Fonager, J., Pasini, E. M., Braks, J. A. M., Klop, O., Ramesar, J., Remarque, E. J., et al. (2012). Reduced CD36-dependent tissue sequestration of Plasmodium-infected erythrocytes is detrimental to malaria parasite growth in vivo. JOURNAL OF EXPERIMENTAL MEDICINE, 209(1), 93-107. doi:10.1084/jem.20110762.


Cite as: http://hdl.handle.net/11858/00-001M-0000-000E-CADC-C
Abstract
Adherence of parasite-infected red blood cells (irbc) to the vascular endothelium of organs plays a key role in the pathogenesis of Plasmodium falciparum malaria. The prevailing hypothesis of why irbc adhere and sequester in tissues is that this acts as a mechanism of avoiding spleen-mediated clearance. Irbc of the rodent parasite Plasmodium berghei ANKA sequester in a fashion analogous to P. falciparum by adhering to the host receptor CD36. To experimentally determine the significance of sequestration for parasite growth, we generated a mutant P. berghei ANKA parasite with a reduced CD36-mediated adherence. Although the cognate parasite ligand binding to CD36 is unknown, we show that non-sequestering parasites have reduced growth and we provide evidence that in addition to avoiding spleen removal, other factors related to CD36-mediated sequestration are beneficial for parasite growth.

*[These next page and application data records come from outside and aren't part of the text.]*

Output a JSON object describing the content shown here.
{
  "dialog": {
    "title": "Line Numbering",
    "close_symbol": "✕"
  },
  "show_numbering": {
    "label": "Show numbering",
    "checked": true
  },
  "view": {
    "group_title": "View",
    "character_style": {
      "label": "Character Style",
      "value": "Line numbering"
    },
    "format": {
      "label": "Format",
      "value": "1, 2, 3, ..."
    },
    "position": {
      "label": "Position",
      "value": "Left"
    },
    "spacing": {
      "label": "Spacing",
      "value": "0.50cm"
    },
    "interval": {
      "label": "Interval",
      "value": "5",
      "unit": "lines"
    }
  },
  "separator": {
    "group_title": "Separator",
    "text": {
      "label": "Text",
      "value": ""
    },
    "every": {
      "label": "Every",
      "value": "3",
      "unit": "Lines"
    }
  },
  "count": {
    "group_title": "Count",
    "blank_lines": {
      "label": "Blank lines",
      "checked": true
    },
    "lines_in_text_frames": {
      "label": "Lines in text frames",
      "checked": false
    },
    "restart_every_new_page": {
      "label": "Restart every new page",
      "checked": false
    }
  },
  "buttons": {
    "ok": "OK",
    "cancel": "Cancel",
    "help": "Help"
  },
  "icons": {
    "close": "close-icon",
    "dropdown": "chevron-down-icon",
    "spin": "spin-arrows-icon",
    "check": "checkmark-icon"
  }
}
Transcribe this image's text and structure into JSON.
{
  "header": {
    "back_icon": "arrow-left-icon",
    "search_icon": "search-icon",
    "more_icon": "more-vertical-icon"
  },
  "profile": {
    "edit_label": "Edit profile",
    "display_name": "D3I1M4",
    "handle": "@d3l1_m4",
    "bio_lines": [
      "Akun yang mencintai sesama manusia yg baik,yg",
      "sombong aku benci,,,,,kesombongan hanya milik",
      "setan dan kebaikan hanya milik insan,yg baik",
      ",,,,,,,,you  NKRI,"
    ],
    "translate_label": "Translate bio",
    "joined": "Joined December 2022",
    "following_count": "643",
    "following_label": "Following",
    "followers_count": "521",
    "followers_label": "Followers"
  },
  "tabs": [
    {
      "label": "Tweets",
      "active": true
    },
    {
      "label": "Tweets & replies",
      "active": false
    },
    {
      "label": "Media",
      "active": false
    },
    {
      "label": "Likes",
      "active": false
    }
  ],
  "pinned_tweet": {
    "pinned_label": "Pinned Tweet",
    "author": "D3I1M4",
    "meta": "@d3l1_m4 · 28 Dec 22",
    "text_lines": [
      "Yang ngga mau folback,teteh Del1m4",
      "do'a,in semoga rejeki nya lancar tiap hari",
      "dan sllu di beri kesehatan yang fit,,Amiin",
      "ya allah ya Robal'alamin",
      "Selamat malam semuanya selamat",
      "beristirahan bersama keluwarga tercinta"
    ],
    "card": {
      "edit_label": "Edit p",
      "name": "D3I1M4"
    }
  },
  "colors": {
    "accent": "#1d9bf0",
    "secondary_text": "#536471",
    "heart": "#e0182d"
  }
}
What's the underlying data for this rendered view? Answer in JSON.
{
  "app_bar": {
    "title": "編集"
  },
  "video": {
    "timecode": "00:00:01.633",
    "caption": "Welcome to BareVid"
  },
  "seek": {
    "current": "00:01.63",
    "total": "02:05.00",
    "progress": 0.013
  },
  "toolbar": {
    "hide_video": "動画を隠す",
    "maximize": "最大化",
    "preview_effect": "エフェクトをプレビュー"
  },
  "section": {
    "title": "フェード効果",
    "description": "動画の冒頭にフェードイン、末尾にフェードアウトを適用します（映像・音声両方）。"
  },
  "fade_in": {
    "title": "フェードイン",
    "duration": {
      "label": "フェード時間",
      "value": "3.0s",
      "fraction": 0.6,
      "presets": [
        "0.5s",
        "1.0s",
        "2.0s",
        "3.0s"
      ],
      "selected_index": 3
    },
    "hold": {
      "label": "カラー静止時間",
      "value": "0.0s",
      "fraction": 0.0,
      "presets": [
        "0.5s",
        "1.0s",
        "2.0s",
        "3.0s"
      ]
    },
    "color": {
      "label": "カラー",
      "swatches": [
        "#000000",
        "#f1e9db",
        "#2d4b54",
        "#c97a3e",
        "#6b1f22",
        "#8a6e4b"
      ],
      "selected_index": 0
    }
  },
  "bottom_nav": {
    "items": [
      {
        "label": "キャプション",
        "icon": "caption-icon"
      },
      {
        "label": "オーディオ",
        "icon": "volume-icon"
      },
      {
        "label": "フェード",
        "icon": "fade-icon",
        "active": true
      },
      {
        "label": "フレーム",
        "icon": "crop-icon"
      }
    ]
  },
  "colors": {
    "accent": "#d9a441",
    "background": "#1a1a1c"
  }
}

These results reveal for the first time the importance of sequestration to a malaria infection, with implications for the development of strategies aimed at reducing pathology by inhibiting tissue sequestration.